Records shown Block Start

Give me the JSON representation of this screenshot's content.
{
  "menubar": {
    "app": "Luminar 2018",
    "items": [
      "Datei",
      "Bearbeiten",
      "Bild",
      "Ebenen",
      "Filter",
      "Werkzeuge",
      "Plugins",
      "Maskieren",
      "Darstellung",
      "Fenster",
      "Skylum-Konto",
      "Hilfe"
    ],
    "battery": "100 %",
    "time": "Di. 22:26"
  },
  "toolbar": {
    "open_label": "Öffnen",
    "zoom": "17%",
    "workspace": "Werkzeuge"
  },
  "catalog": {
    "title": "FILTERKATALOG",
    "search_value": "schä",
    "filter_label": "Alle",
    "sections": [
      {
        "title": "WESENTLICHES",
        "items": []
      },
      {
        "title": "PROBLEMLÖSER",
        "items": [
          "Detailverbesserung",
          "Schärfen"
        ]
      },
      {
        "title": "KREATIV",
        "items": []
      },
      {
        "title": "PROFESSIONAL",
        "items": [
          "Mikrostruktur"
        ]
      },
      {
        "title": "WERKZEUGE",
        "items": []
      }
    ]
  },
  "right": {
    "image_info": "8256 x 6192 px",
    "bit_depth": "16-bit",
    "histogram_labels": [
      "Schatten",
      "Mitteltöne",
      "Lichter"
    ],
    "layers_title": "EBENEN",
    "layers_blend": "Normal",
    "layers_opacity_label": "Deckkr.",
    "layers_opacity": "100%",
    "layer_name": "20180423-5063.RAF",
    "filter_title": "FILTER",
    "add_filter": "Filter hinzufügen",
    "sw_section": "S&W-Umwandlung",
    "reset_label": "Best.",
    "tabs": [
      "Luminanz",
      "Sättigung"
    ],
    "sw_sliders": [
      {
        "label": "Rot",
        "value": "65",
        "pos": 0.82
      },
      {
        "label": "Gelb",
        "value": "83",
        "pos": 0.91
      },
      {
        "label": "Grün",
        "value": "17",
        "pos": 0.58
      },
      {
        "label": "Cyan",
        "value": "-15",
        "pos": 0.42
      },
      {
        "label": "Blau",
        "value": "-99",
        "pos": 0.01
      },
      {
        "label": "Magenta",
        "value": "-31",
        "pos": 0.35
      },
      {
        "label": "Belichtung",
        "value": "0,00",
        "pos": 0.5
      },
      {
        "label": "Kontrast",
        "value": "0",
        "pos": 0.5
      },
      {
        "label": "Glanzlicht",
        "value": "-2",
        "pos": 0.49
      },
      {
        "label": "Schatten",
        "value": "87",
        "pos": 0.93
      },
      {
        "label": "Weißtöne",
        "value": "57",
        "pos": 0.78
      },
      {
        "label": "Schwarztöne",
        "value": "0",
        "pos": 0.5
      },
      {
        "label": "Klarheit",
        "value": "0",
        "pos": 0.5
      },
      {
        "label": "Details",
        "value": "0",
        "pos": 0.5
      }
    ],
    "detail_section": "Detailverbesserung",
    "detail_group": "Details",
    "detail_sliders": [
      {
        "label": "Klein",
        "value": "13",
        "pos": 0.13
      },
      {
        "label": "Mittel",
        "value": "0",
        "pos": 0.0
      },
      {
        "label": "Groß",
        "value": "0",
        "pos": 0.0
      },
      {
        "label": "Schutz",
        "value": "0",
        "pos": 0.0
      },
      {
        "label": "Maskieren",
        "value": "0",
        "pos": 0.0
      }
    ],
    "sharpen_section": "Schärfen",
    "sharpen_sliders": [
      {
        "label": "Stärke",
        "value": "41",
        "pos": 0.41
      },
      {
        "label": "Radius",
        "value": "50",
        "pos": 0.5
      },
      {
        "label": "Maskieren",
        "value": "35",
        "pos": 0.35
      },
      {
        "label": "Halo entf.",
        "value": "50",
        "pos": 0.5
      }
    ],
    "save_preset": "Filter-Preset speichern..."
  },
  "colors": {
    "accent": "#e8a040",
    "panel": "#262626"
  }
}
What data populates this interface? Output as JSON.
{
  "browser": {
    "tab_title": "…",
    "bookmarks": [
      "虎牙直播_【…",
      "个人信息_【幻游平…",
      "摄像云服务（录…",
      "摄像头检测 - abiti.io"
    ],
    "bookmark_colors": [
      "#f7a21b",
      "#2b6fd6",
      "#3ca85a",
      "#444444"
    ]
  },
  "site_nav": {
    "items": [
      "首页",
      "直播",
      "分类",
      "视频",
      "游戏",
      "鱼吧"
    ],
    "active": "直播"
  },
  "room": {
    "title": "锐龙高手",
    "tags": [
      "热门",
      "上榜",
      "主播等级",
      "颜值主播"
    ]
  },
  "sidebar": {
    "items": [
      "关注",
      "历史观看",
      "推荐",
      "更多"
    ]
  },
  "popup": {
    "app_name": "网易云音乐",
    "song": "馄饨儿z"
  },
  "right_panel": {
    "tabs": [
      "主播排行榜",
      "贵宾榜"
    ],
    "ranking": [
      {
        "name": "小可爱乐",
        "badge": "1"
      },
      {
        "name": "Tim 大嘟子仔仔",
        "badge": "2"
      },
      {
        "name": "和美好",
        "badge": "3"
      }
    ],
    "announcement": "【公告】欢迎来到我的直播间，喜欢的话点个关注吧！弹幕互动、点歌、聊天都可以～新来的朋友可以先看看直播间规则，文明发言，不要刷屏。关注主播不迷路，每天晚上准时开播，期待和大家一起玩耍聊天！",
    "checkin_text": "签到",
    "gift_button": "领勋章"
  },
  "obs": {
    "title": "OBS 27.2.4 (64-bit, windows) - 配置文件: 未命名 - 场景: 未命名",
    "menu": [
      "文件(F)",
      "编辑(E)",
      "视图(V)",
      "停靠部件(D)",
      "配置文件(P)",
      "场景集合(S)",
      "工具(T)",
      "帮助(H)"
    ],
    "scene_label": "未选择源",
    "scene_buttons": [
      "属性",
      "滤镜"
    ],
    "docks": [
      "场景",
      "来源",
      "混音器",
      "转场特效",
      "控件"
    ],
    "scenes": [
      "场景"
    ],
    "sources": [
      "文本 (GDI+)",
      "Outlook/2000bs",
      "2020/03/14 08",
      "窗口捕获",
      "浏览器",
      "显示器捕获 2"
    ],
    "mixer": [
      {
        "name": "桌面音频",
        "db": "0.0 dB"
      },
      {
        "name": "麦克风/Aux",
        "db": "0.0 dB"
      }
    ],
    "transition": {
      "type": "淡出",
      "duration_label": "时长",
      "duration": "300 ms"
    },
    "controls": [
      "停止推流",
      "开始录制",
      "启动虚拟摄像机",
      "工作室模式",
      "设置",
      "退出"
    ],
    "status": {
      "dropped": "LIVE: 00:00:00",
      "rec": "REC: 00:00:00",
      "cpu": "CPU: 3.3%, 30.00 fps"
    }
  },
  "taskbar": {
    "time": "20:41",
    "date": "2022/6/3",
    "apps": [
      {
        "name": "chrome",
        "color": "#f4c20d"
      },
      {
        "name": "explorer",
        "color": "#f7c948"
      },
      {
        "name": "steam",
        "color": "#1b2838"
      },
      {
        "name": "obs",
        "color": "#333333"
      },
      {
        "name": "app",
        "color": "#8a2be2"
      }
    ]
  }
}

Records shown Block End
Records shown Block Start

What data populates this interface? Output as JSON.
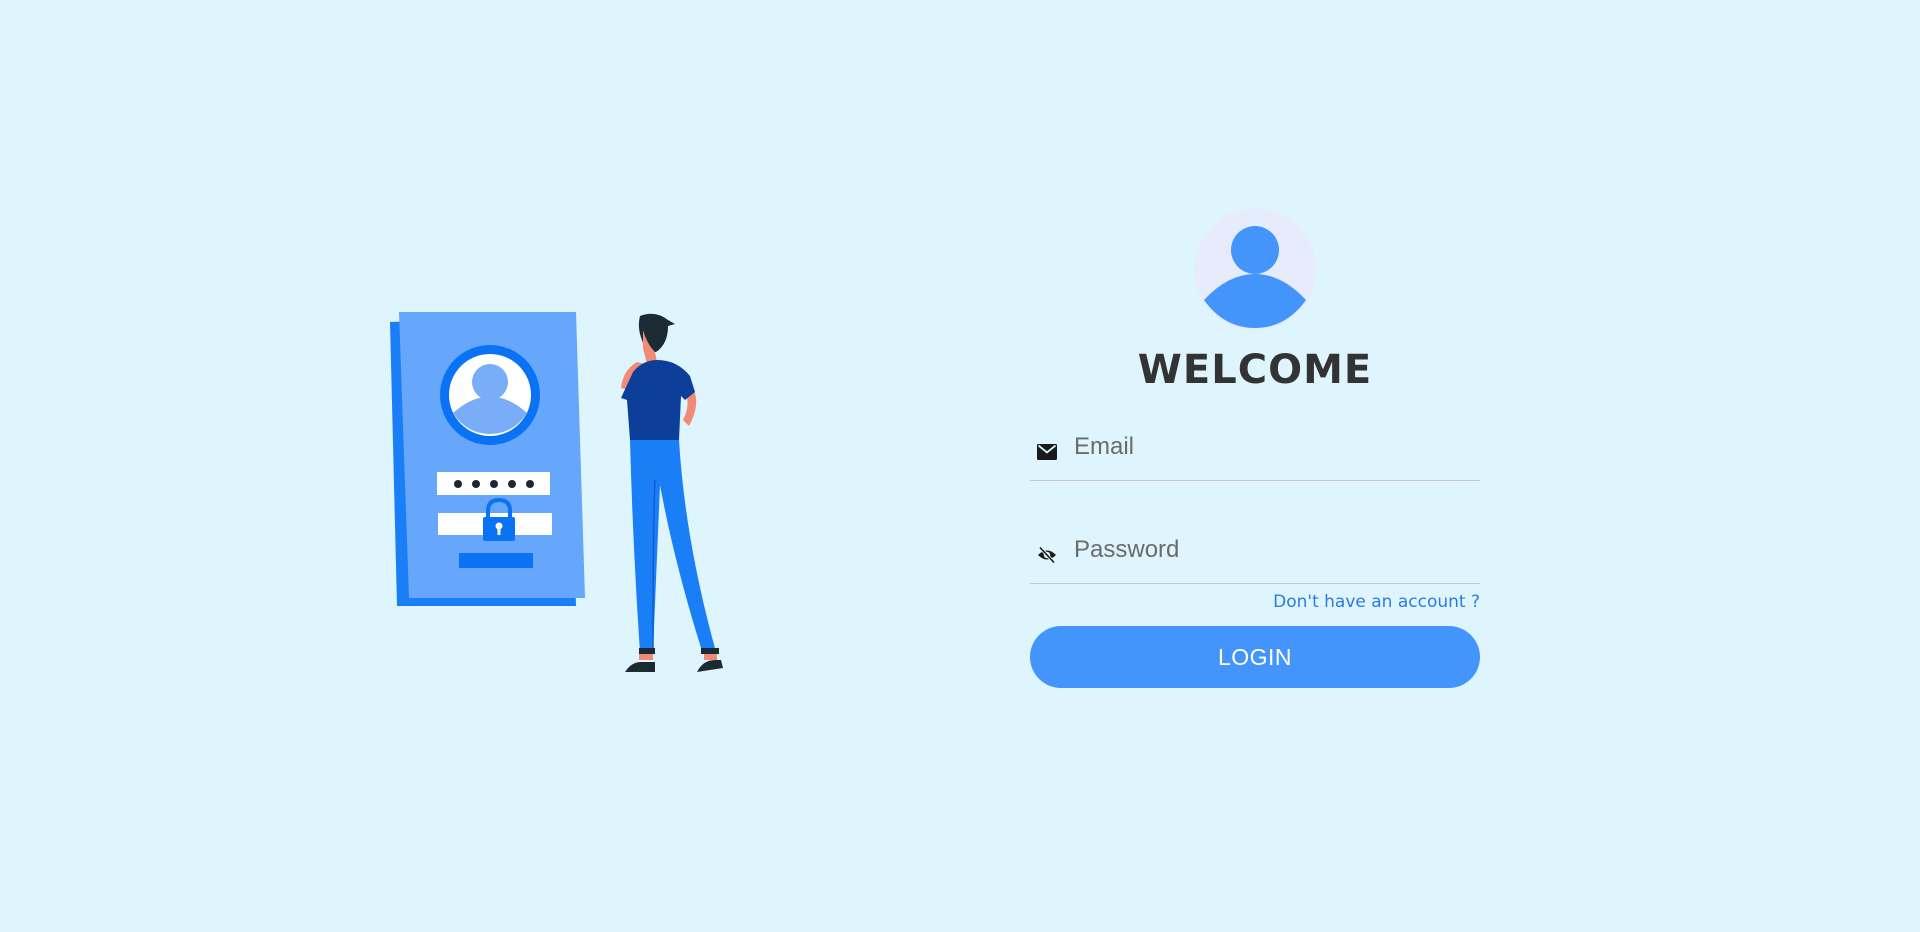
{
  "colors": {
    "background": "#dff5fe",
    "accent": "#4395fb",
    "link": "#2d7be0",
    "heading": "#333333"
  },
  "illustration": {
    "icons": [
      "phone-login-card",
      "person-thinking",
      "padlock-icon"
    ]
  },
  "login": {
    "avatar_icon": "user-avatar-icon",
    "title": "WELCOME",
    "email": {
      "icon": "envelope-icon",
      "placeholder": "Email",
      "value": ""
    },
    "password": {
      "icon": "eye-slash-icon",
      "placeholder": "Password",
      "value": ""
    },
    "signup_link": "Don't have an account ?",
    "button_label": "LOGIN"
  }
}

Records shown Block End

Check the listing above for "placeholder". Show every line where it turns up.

▶ The answer:
      "placeholder": "Email",
      "placeholder": "Password",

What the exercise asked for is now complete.